*Required work*
Nothing in the records may be changed; retype them in full.

Dataset excerpts:
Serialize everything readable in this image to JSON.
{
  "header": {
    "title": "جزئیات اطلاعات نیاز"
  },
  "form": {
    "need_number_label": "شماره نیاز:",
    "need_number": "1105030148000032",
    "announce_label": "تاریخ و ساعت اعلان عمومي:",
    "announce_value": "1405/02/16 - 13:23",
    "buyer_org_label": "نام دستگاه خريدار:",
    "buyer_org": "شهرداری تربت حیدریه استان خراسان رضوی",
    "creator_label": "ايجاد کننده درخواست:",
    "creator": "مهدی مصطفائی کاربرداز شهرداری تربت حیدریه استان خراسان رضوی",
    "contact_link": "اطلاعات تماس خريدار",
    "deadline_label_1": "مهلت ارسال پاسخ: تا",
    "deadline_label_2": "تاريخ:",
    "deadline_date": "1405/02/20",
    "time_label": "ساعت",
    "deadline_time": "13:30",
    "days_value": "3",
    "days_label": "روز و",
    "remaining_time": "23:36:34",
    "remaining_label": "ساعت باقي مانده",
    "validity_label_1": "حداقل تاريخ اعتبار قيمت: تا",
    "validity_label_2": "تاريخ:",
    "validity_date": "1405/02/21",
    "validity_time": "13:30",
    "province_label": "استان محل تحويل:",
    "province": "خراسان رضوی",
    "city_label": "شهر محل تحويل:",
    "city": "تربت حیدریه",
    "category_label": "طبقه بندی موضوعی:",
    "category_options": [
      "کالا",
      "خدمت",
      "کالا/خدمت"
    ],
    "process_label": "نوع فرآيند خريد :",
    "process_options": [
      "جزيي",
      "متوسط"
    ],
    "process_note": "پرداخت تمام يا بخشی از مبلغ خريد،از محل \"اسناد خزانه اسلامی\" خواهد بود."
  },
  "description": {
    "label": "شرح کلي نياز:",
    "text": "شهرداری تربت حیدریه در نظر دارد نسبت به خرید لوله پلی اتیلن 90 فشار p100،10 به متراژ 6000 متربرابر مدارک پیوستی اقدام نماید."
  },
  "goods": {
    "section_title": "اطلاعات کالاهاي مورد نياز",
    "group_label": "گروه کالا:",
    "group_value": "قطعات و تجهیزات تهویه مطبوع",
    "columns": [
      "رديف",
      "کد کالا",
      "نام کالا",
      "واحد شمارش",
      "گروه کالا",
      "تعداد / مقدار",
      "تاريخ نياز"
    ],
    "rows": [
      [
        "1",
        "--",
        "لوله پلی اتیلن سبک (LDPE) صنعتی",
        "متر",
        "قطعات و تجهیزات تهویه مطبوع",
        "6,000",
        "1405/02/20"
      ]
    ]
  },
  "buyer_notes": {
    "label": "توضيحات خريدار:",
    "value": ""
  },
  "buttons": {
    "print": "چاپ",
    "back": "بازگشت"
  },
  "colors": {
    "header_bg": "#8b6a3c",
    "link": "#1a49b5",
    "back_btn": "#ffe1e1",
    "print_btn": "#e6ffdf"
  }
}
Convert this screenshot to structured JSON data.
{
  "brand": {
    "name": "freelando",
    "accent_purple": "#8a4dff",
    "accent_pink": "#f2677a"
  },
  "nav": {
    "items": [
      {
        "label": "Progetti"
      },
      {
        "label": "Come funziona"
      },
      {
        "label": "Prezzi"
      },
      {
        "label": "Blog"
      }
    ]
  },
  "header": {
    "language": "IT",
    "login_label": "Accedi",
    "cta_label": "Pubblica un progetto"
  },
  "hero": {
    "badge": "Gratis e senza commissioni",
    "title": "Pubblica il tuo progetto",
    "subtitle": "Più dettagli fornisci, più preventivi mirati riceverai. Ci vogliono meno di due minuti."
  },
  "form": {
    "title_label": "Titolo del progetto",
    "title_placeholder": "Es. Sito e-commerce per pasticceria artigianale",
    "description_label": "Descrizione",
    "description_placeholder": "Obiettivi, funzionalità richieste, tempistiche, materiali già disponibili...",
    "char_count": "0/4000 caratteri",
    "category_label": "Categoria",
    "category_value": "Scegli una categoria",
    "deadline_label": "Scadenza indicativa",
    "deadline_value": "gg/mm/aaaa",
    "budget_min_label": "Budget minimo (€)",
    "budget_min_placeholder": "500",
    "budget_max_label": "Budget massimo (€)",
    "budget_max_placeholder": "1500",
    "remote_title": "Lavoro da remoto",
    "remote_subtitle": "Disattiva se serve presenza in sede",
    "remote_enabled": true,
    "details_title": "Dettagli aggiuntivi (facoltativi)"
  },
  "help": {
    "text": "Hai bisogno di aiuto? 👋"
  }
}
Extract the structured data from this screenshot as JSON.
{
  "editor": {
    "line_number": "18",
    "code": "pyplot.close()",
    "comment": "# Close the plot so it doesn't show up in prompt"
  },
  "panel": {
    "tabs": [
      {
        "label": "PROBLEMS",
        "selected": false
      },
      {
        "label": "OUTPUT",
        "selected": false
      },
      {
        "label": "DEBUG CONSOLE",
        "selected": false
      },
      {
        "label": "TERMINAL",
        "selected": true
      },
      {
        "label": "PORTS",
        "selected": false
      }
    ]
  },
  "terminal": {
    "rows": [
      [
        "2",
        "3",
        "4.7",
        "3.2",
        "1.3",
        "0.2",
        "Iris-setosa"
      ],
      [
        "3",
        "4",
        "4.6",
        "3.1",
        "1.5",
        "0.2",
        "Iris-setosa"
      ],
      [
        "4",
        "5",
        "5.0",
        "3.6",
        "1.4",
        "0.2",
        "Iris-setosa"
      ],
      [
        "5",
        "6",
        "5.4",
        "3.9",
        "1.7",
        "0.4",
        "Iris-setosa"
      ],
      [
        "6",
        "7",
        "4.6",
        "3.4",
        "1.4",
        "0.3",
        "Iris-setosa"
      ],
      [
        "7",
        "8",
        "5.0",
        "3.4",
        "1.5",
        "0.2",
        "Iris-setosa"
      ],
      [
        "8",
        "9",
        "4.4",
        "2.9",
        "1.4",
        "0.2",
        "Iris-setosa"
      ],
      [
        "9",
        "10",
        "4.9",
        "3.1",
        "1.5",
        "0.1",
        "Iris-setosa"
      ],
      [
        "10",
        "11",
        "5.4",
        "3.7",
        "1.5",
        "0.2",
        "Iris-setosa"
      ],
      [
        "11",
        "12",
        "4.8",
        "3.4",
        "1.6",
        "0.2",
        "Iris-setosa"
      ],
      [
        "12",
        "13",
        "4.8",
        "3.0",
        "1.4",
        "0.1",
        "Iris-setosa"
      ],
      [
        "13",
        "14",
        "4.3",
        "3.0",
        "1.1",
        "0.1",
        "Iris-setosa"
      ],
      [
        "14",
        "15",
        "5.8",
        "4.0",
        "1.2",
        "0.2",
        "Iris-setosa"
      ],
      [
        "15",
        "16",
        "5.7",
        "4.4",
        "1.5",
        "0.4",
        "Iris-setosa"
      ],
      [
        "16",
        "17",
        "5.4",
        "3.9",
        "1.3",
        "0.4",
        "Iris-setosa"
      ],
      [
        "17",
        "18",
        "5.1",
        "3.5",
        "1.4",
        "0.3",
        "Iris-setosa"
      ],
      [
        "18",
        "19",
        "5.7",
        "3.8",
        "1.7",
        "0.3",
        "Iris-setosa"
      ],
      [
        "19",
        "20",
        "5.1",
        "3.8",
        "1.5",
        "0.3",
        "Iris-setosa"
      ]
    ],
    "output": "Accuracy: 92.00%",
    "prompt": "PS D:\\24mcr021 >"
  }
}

*Worked solution*
Serialize everything readable in this image to JSON.
{
  "header": {
    "title": "جزئیات اطلاعات نیاز"
  },
  "form": {
    "need_number_label": "شماره نیاز:",
    "need_number": "1105030148000032",
    "announce_label": "تاریخ و ساعت اعلان عمومي:",
    "announce_value": "1405/02/16 - 13:23",
    "buyer_org_label": "نام دستگاه خريدار:",
    "buyer_org": "شهرداری تربت حیدریه استان خراسان رضوی",
    "creator_label": "ايجاد کننده درخواست:",
    "creator": "مهدی مصطفائی کاربرداز شهرداری تربت حیدریه استان خراسان رضوی",
    "contact_link": "اطلاعات تماس خريدار",
    "deadline_label_1": "مهلت ارسال پاسخ: تا",
    "deadline_label_2": "تاريخ:",
    "deadline_date": "1405/02/20",
    "time_label": "ساعت",
    "deadline_time": "13:30",
    "days_value": "3",
    "days_label": "روز و",
    "remaining_time": "23:36:34",
    "remaining_label": "ساعت باقي مانده",
    "validity_label_1": "حداقل تاريخ اعتبار قيمت: تا",
    "validity_label_2": "تاريخ:",
    "validity_date": "1405/02/21",
    "validity_time": "13:30",
    "province_label": "استان محل تحويل:",
    "province": "خراسان رضوی",
    "city_label": "شهر محل تحويل:",
    "city": "تربت حیدریه",
    "category_label": "طبقه بندی موضوعی:",
    "category_options": [
      "کالا",
      "خدمت",
      "کالا/خدمت"
    ],
    "process_label": "نوع فرآيند خريد :",
    "process_options": [
      "جزيي",
      "متوسط"
    ],
    "process_note": "پرداخت تمام يا بخشی از مبلغ خريد،از محل \"اسناد خزانه اسلامی\" خواهد بود."
  },
  "description": {
    "label": "شرح کلي نياز:",
    "text": "شهرداری تربت حیدریه در نظر دارد نسبت به خرید لوله پلی اتیلن 90 فشار p100،10 به متراژ 6000 متربرابر مدارک پیوستی اقدام نماید."
  },
  "goods": {
    "section_title": "اطلاعات کالاهاي مورد نياز",
    "group_label": "گروه کالا:",
    "group_value": "قطعات و تجهیزات تهویه مطبوع",
    "columns": [
      "رديف",
      "کد کالا",
      "نام کالا",
      "واحد شمارش",
      "گروه کالا",
      "تعداد / مقدار",
      "تاريخ نياز"
    ],
    "rows": [
      [
        "1",
        "--",
        "لوله پلی اتیلن سبک (LDPE) صنعتی",
        "متر",
        "قطعات و تجهیزات تهویه مطبوع",
        "6,000",
        "1405/02/20"
      ]
    ]
  },
  "buyer_notes": {
    "label": "توضيحات خريدار:",
    "value": ""
  },
  "buttons": {
    "print": "چاپ",
    "back": "بازگشت"
  },
  "colors": {
    "header_bg": "#8b6a3c",
    "link": "#1a49b5",
    "back_btn": "#ffe1e1",
    "print_btn": "#e6ffdf"
  }
}
Convert this screenshot to structured JSON data.
{
  "brand": {
    "name": "freelando",
    "accent_purple": "#8a4dff",
    "accent_pink": "#f2677a"
  },
  "nav": {
    "items": [
      {
        "label": "Progetti"
      },
      {
        "label": "Come funziona"
      },
      {
        "label": "Prezzi"
      },
      {
        "label": "Blog"
      }
    ]
  },
  "header": {
    "language": "IT",
    "login_label": "Accedi",
    "cta_label": "Pubblica un progetto"
  },
  "hero": {
    "badge": "Gratis e senza commissioni",
    "title": "Pubblica il tuo progetto",
    "subtitle": "Più dettagli fornisci, più preventivi mirati riceverai. Ci vogliono meno di due minuti."
  },
  "form": {
    "title_label": "Titolo del progetto",
    "title_placeholder": "Es. Sito e-commerce per pasticceria artigianale",
    "description_label": "Descrizione",
    "description_placeholder": "Obiettivi, funzionalità richieste, tempistiche, materiali già disponibili...",
    "char_count": "0/4000 caratteri",
    "category_label": "Categoria",
    "category_value": "Scegli una categoria",
    "deadline_label": "Scadenza indicativa",
    "deadline_value": "gg/mm/aaaa",
    "budget_min_label": "Budget minimo (€)",
    "budget_min_placeholder": "500",
    "budget_max_label": "Budget massimo (€)",
    "budget_max_placeholder": "1500",
    "remote_title": "Lavoro da remoto",
    "remote_subtitle": "Disattiva se serve presenza in sede",
    "remote_enabled": true,
    "details_title": "Dettagli aggiuntivi (facoltativi)"
  },
  "help": {
    "text": "Hai bisogno di aiuto? 👋"
  }
}
Extract the structured data from this screenshot as JSON.
{
  "editor": {
    "line_number": "18",
    "code": "pyplot.close()",
    "comment": "# Close the plot so it doesn't show up in prompt"
  },
  "panel": {
    "tabs": [
      {
        "label": "PROBLEMS",
        "selected": false
      },
      {
        "label": "OUTPUT",
        "selected": false
      },
      {
        "label": "DEBUG CONSOLE",
        "selected": false
      },
      {
        "label": "TERMINAL",
        "selected": true
      },
      {
        "label": "PORTS",
        "selected": false
      }
    ]
  },
  "terminal": {
    "rows": [
      [
        "2",
        "3",
        "4.7",
        "3.2",
        "1.3",
        "0.2",
        "Iris-setosa"
      ],
      [
        "3",
        "4",
        "4.6",
        "3.1",
        "1.5",
        "0.2",
        "Iris-setosa"
      ],
      [
        "4",
        "5",
        "5.0",
        "3.6",
        "1.4",
        "0.2",
        "Iris-setosa"
      ],
      [
        "5",
        "6",
        "5.4",
        "3.9",
        "1.7",
        "0.4",
        "Iris-setosa"
      ],
      [
        "6",
        "7",
        "4.6",
        "3.4",
        "1.4",
        "0.3",
        "Iris-setosa"
      ],
      [
        "7",
        "8",
        "5.0",
        "3.4",
        "1.5",
        "0.2",
        "Iris-setosa"
      ],
      [
        "8",
        "9",
        "4.4",
        "2.9",
        "1.4",
        "0.2",
        "Iris-setosa"
      ],
      [
        "9",
        "10",
        "4.9",
        "3.1",
        "1.5",
        "0.1",
        "Iris-setosa"
      ],
      [
        "10",
        "11",
        "5.4",
        "3.7",
        "1.5",
        "0.2",
        "Iris-setosa"
      ],
      [
        "11",
        "12",
        "4.8",
        "3.4",
        "1.6",
        "0.2",
        "Iris-setosa"
      ],
      [
        "12",
        "13",
        "4.8",
        "3.0",
        "1.4",
        "0.1",
        "Iris-setosa"
      ],
      [
        "13",
        "14",
        "4.3",
        "3.0",
        "1.1",
        "0.1",
        "Iris-setosa"
      ],
      [
        "14",
        "15",
        "5.8",
        "4.0",
        "1.2",
        "0.2",
        "Iris-setosa"
      ],
      [
        "15",
        "16",
        "5.7",
        "4.4",
        "1.5",
        "0.4",
        "Iris-setosa"
      ],
      [
        "16",
        "17",
        "5.4",
        "3.9",
        "1.3",
        "0.4",
        "Iris-setosa"
      ],
      [
        "17",
        "18",
        "5.1",
        "3.5",
        "1.4",
        "0.3",
        "Iris-setosa"
      ],
      [
        "18",
        "19",
        "5.7",
        "3.8",
        "1.7",
        "0.3",
        "Iris-setosa"
      ],
      [
        "19",
        "20",
        "5.1",
        "3.8",
        "1.5",
        "0.3",
        "Iris-setosa"
      ]
    ],
    "output": "Accuracy: 92.00%",
    "prompt": "PS D:\\24mcr021 >"
  }
}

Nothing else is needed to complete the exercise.